When importing a machine from your codebase, we’ll give your unnamed actions, actors, and guards a default name based on their position in your machine config. For example, the following action:

states: {
a: {
states: {
b: { entry: [assign({ name: 'laura' })] },

Would be given a default name of inline:(machine).a.b#entry[0]. These default names are not visible in the editor but will be used in the synced or exported code unless you give your action, actor, or guard a name. inline: is prepended to the name to make them more readable and easier to find in your code. After first importing your machine, we recommend you give all your actions, actors, and guards a name. Naming is a one-time step, and you can always rename them later. Giving your sources distinct names also means that multiple actors, actions, or guards can reference them, which can be really useful when combined with parameters.

Action parameters

You can now add parameters to your actions! When adding or editing an action on the canvas, you can use the button to Add parameter. From here, you can add key-value pairs as parameters for dynamic input that can be used in your source code. Parameters don’t just open the possibility for more reusable actions; in the future, Simulation mode and live actors will be able to use these parameters to execute actions based on different inputs when simulating your machine.

The confirm_order event with a setOrderStatus transition action that’s open showing the options to add parameters, with a parameter added using the key of status and the value of confirmed.The confirm_order event with a setOrderStatus transition action that’s open showing the options to add parameters, with a parameter added using the key of status and the value of confirmed.

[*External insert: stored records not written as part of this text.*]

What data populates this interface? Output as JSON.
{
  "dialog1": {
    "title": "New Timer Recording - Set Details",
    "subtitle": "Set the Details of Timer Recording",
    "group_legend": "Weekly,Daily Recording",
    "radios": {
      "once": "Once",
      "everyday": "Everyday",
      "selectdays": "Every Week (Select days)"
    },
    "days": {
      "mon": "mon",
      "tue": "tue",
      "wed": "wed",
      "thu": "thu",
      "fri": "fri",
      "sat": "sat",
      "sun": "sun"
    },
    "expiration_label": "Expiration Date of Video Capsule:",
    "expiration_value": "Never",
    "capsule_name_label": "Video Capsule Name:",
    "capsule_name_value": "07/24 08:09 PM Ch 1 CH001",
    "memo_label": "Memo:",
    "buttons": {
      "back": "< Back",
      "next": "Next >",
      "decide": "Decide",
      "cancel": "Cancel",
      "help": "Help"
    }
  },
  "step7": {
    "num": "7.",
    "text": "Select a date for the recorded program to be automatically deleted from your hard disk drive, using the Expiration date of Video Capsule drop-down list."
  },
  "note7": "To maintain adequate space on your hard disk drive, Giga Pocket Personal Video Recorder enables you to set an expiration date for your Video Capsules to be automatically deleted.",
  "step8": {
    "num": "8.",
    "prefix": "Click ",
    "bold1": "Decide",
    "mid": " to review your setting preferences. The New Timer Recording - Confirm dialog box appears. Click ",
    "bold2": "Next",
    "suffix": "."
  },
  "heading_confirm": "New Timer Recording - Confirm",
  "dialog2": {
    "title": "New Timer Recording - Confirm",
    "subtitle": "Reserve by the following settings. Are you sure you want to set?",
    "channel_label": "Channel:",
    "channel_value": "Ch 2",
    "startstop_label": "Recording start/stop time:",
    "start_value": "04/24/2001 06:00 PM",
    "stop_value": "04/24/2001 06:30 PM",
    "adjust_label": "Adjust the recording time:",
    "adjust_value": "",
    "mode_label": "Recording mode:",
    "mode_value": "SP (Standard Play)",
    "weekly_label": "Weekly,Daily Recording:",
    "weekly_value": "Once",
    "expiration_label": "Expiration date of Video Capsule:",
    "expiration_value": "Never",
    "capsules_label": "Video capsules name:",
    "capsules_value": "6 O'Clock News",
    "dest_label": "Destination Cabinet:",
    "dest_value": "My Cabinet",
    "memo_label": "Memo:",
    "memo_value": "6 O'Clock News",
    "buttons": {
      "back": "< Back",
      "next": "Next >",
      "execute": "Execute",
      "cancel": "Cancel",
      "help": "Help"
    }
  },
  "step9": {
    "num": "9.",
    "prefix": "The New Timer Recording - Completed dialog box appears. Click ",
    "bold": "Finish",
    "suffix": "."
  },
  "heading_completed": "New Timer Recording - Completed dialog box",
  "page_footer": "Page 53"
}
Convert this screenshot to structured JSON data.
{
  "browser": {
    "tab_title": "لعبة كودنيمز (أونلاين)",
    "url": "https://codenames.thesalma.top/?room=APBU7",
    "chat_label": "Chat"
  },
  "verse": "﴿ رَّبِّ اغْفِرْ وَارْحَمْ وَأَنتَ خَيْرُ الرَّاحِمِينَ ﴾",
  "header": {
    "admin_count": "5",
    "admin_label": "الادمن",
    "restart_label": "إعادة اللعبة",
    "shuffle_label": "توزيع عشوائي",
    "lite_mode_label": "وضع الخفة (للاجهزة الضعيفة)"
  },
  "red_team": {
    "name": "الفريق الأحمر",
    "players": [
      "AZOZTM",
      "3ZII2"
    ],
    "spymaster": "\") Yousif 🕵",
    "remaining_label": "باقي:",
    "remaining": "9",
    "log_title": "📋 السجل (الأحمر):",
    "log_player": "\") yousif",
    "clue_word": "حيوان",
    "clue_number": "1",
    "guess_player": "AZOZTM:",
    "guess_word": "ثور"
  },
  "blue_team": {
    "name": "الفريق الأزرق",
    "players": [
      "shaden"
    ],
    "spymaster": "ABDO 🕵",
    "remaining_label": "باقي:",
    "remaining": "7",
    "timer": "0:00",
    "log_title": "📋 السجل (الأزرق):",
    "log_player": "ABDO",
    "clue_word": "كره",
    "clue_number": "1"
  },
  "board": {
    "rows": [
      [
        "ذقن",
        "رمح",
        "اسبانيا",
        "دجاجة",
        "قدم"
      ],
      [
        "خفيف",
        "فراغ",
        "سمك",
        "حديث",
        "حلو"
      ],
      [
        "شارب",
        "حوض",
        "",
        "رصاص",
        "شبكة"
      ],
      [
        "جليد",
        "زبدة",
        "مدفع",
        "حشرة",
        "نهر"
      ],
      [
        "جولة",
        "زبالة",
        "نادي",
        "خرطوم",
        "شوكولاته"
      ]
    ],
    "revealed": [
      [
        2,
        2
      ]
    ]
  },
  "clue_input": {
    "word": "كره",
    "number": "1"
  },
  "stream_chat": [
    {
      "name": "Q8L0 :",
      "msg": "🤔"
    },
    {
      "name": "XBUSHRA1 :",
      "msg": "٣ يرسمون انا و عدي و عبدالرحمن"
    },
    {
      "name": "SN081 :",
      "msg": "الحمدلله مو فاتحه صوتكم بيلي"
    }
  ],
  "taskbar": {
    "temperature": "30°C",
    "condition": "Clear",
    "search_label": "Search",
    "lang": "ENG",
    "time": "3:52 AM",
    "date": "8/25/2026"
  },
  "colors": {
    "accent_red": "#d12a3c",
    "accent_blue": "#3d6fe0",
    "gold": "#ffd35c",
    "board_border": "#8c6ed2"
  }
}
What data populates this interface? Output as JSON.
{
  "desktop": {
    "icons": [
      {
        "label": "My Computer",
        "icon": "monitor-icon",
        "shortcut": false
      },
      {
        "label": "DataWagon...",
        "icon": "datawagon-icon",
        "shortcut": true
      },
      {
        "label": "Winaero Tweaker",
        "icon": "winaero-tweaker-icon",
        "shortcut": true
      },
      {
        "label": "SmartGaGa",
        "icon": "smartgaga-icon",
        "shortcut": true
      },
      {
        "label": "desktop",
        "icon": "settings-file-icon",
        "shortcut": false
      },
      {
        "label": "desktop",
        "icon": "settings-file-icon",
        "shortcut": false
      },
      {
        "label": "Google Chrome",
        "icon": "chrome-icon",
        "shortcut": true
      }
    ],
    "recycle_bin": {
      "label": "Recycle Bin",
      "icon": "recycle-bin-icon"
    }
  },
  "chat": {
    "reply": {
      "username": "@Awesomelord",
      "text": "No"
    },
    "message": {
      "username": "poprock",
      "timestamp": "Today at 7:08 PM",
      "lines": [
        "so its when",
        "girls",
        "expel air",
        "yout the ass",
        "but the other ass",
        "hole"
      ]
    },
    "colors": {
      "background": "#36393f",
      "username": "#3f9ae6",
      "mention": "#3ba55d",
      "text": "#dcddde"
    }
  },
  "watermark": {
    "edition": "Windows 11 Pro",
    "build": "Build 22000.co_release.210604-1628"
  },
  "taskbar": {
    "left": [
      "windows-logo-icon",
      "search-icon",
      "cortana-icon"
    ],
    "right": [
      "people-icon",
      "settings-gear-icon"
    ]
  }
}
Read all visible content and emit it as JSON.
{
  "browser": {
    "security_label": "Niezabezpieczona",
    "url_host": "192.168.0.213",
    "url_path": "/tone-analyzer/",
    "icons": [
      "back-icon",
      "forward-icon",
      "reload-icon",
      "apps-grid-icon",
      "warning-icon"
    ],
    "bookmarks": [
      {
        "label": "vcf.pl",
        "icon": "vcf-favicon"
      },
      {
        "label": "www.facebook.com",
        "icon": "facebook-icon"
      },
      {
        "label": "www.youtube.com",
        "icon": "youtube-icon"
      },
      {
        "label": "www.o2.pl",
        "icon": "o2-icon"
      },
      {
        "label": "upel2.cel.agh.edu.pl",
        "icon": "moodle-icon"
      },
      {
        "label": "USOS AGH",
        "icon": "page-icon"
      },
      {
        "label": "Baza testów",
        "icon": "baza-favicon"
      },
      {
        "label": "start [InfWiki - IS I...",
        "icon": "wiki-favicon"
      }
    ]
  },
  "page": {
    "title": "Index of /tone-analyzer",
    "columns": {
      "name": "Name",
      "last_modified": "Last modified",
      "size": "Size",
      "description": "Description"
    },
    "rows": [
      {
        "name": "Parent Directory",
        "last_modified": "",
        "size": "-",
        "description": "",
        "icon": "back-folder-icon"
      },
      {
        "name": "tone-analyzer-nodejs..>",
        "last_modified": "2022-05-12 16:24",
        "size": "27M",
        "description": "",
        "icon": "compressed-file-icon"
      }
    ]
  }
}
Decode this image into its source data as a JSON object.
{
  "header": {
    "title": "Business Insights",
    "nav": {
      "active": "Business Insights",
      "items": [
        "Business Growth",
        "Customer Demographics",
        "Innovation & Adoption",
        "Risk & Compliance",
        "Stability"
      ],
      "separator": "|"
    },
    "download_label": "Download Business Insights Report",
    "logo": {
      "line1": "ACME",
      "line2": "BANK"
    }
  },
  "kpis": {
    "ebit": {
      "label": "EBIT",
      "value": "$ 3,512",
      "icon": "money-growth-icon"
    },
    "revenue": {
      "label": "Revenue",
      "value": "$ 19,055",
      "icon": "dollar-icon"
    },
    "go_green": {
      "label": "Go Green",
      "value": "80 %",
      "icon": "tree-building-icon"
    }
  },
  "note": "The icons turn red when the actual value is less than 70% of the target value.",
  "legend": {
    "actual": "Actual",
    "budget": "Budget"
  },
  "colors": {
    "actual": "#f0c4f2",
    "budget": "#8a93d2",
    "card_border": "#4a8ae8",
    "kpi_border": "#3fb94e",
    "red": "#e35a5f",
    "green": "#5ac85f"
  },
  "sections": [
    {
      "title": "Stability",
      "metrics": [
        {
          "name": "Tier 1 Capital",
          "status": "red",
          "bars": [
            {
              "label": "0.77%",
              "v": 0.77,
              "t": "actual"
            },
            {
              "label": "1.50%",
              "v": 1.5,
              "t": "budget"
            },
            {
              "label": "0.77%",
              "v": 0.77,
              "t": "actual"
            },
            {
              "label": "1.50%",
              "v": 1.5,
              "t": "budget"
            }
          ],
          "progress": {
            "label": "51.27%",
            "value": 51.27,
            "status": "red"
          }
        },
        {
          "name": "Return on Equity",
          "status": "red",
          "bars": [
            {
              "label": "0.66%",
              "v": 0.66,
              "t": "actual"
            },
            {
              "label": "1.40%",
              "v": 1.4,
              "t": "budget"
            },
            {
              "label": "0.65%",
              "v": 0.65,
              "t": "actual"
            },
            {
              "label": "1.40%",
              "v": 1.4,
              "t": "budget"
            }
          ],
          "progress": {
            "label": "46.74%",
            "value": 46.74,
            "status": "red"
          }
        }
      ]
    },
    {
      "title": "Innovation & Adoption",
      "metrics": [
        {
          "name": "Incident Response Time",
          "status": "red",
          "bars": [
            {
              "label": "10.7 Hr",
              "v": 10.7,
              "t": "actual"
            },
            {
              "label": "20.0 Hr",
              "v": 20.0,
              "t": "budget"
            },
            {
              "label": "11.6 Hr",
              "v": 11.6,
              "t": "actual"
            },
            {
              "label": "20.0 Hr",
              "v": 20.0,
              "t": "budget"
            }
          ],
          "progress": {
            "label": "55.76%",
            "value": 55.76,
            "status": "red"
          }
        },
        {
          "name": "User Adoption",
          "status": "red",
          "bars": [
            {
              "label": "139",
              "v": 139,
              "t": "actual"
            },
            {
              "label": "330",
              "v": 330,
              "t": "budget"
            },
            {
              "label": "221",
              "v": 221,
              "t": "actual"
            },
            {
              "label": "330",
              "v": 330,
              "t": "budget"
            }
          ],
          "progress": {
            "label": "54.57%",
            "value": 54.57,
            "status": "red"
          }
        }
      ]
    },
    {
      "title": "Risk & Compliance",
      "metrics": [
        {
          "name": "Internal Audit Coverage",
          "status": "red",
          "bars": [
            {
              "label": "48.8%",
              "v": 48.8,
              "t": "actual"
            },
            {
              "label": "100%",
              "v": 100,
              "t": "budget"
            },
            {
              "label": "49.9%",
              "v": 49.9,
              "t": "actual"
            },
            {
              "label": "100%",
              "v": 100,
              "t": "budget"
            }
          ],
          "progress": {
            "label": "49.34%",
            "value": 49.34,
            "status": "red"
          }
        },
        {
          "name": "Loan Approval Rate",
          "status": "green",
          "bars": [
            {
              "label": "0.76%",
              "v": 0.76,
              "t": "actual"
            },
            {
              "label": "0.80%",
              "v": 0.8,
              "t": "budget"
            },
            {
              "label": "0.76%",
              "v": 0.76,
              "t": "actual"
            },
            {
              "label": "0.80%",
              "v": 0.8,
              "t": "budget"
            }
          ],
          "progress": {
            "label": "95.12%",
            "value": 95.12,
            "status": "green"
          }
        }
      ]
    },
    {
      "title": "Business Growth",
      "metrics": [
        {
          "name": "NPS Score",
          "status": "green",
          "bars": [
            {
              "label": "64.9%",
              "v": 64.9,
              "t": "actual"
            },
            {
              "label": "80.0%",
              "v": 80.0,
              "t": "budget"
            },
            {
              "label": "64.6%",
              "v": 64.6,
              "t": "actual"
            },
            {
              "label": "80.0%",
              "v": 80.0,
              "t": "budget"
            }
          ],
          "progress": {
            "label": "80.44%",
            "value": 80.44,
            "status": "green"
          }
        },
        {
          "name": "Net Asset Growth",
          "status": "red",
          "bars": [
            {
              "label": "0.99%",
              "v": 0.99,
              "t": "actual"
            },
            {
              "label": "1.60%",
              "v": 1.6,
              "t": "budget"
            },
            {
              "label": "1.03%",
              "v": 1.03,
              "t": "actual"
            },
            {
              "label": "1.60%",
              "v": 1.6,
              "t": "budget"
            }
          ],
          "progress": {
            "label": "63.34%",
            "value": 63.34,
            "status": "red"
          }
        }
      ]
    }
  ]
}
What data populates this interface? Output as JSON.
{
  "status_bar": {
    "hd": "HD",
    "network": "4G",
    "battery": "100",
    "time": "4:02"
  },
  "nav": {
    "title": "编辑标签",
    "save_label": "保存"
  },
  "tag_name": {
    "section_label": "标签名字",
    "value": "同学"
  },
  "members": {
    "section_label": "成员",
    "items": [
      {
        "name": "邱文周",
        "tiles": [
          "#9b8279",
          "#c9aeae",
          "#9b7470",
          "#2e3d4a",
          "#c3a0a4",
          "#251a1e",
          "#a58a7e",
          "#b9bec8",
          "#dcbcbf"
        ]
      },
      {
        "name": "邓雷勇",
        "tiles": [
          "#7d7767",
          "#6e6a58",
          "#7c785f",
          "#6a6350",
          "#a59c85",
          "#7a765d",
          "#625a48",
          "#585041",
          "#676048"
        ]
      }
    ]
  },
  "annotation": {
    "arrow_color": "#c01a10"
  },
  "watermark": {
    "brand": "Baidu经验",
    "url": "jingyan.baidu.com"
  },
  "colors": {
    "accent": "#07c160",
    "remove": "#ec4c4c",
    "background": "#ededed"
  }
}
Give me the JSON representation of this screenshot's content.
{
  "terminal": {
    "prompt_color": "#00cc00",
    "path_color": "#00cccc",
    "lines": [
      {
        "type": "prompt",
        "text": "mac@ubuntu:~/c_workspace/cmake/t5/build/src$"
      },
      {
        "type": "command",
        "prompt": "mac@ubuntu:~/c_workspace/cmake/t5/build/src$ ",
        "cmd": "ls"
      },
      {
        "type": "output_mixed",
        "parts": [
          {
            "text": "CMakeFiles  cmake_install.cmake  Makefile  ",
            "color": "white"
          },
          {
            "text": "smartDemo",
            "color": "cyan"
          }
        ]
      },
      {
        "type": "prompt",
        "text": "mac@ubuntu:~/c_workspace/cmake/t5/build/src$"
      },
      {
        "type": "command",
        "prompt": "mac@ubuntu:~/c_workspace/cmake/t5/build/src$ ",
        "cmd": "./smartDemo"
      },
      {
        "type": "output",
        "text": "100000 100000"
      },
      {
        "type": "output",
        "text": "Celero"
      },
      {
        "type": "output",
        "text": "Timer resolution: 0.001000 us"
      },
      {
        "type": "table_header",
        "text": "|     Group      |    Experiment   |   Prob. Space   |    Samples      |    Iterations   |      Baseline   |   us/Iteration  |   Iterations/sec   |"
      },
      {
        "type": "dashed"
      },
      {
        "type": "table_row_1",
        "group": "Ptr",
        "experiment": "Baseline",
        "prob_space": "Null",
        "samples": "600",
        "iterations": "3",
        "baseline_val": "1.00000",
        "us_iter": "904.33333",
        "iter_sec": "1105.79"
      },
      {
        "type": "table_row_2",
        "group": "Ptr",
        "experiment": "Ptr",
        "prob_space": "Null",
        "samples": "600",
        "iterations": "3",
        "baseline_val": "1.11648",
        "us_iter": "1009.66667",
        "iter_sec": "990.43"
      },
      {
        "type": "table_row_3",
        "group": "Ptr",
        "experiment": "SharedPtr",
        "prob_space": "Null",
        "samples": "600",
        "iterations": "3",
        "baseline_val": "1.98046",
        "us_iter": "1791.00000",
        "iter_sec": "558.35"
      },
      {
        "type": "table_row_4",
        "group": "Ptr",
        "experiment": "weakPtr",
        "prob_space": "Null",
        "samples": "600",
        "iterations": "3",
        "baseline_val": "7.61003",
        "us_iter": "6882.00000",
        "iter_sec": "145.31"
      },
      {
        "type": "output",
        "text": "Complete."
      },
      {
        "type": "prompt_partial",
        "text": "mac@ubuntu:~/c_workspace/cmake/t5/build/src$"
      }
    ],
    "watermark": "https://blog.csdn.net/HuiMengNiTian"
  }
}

Actor inputs are also coming soon… enabling you to provide dynamic input to the actor when it executes. Actor inputs will be a game-changing combination with sources for deployed workflows in Stately Sky!

Bi-directional editing with sources and GitHub sync

If you haven’t checked it out yet, watch Kevin’s demo of GitHub Sync, which we’re also releasing this week. GitHub Sync and sources are a powerful combination. With GitHub Sync, you don’t even need to use the export button to sync your machine with your codebase. And sources ensure that your code stays intact when syncing bi-directionally between your codebase and the editor.

Sources make Stately Sky more powerful

Sources also bring huge benefits to Stately Sky, as your live actors can now execute the source code from your actions, actors, and guards in the cloud.

The future

We’re excited about sources because of all the features they enable in Stately Studio and your overall developer experience, helping Stately Studio become the visual collaborative source of truth for your app logic and workflows.

Using sources is free on all our plans, and you can try our premium features, including GitHub Sync and Stately Sky, for free on a Pro plan or with your team on a Team plan. You can read more about sources in our docs, and please share your feedback with us on our social platforms or in our regular office hours live streams. If you want help getting started with sources or getting your team set up with Stately and XState, the Stately team is available for workshops and consulting, and you can book a demo call with us to learn more about how Stately can work for your team.